* [Work to complete]: Report back every line of the entries that contains "legend", exactly as written.

* [Data provided]:
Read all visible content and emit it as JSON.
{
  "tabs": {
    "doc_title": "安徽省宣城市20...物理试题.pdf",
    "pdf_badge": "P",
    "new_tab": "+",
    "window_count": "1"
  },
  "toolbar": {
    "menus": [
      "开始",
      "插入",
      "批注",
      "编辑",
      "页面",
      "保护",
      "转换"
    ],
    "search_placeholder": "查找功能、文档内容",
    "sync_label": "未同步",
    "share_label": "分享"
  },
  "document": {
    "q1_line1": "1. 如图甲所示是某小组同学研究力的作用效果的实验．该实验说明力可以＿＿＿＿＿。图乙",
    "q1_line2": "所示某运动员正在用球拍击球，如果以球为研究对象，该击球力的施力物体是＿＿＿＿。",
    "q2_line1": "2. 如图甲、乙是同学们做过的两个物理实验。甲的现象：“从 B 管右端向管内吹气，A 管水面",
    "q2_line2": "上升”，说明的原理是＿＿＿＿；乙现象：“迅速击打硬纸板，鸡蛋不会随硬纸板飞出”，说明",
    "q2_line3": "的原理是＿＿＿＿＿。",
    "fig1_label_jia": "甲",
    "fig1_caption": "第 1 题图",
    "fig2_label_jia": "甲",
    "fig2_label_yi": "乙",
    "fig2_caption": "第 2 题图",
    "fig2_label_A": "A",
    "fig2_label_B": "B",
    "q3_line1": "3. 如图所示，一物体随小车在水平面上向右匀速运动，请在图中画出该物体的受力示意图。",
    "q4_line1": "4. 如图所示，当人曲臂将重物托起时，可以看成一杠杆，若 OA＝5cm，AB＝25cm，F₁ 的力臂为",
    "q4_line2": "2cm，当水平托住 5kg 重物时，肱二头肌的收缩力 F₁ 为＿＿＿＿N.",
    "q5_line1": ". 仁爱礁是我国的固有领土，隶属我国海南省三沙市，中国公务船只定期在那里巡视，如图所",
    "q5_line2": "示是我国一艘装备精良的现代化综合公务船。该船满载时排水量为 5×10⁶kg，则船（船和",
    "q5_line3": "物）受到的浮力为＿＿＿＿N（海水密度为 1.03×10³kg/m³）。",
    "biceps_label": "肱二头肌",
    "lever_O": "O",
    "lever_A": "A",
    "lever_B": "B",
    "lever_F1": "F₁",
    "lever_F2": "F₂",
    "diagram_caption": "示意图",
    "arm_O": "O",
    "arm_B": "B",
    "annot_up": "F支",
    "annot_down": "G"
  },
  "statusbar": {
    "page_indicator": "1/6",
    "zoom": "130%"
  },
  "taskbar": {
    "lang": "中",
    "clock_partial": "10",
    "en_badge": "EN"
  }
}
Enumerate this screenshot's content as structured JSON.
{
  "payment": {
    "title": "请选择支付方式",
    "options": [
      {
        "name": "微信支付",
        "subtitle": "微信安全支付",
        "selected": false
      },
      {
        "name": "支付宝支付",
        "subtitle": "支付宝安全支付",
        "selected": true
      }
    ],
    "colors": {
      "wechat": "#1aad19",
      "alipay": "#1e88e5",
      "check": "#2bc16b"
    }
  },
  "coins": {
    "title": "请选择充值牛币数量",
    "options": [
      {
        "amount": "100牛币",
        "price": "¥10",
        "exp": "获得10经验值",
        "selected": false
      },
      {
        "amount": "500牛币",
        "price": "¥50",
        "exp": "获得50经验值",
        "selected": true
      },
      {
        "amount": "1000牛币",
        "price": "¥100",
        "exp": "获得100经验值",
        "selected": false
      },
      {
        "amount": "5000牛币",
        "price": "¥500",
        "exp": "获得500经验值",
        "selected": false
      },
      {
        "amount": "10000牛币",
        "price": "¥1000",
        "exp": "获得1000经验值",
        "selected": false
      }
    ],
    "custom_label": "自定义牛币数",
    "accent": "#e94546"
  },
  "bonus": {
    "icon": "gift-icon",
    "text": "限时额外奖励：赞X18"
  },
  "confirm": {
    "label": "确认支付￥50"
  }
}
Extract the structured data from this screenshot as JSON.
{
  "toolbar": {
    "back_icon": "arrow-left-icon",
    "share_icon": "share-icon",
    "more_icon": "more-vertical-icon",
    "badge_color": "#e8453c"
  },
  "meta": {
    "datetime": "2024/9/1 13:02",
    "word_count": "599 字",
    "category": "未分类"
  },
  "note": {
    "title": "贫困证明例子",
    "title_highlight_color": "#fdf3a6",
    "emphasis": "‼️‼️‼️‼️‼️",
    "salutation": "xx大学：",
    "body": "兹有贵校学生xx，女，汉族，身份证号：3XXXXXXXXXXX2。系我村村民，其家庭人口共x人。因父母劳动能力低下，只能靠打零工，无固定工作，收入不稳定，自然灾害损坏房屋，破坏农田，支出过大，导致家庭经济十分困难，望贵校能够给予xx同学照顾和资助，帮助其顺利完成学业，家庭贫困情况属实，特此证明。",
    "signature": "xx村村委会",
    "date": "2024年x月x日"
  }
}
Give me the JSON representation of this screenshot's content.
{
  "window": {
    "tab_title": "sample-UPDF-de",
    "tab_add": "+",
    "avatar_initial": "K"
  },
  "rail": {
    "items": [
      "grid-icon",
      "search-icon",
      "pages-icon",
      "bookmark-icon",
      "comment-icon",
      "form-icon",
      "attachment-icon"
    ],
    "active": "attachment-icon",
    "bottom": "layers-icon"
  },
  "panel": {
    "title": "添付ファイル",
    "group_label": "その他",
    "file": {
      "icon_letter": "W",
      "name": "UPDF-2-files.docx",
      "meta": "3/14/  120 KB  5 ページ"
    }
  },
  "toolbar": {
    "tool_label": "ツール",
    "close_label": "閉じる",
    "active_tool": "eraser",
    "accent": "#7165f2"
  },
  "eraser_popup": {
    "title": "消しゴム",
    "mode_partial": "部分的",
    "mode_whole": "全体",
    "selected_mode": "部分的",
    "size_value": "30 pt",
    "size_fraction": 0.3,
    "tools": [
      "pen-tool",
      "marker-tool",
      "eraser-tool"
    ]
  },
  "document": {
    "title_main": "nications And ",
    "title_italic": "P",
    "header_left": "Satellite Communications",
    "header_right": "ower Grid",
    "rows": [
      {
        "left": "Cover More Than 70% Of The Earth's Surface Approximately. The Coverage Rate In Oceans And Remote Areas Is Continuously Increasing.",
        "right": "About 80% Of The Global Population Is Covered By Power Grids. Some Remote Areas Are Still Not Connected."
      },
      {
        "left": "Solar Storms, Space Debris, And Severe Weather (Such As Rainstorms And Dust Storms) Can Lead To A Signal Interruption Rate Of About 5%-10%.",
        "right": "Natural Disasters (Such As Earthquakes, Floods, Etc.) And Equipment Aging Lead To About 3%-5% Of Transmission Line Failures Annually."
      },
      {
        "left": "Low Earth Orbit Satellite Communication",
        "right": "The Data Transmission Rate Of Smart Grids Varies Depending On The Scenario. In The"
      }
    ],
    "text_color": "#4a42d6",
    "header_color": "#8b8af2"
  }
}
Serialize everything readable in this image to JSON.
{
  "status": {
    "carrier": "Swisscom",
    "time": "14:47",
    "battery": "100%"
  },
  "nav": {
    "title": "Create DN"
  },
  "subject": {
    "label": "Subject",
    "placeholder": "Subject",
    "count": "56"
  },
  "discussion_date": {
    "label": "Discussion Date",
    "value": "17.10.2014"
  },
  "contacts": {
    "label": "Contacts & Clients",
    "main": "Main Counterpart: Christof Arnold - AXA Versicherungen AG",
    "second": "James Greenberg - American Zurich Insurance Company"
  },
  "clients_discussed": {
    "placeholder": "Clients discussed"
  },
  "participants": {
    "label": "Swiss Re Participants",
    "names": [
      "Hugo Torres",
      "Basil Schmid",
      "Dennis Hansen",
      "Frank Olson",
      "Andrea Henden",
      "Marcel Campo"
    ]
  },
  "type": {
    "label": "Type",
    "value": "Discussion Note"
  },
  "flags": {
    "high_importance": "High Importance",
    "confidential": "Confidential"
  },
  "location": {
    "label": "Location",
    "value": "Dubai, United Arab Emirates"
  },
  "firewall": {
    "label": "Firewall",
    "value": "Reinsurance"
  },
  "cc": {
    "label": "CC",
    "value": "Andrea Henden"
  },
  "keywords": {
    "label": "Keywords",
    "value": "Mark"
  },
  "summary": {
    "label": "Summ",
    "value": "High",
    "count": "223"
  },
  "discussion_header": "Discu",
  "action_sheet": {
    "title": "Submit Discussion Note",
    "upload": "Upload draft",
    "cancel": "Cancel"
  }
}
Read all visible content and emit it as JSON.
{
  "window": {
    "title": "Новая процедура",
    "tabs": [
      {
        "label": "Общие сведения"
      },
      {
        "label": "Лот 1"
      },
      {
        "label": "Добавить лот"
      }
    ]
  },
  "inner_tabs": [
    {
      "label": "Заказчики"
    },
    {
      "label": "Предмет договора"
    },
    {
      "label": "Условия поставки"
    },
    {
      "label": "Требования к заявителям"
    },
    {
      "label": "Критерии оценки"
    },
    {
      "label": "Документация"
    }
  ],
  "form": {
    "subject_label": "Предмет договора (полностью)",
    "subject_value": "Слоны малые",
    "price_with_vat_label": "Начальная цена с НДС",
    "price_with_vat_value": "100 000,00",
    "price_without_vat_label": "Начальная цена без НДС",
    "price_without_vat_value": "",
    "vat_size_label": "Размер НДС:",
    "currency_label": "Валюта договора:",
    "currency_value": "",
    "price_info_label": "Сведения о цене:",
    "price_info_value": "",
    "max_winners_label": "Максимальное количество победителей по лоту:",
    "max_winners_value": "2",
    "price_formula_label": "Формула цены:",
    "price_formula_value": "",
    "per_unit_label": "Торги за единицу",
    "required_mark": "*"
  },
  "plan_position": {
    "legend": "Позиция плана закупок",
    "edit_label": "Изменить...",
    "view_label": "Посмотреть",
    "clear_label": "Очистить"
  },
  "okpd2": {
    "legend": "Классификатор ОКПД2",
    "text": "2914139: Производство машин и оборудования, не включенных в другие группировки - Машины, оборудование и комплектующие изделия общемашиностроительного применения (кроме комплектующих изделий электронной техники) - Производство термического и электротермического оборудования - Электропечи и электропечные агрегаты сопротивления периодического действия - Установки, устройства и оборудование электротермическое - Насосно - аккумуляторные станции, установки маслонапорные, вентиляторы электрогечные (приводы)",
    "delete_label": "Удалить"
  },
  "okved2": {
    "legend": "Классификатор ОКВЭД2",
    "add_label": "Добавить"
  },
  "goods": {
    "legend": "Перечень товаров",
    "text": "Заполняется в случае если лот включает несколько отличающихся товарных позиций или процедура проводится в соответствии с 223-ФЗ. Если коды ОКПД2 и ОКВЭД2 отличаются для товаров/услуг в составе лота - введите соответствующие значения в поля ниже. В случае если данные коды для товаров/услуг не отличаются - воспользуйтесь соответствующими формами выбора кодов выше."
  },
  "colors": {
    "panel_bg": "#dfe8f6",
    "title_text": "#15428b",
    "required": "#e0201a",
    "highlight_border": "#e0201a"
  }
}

* [Result for this exercise]:
    "legend": "Позиция плана закупок",
    "legend": "Классификатор ОКПД2",
    "legend": "Классификатор ОКВЭД2",
    "legend": "Перечень товаров",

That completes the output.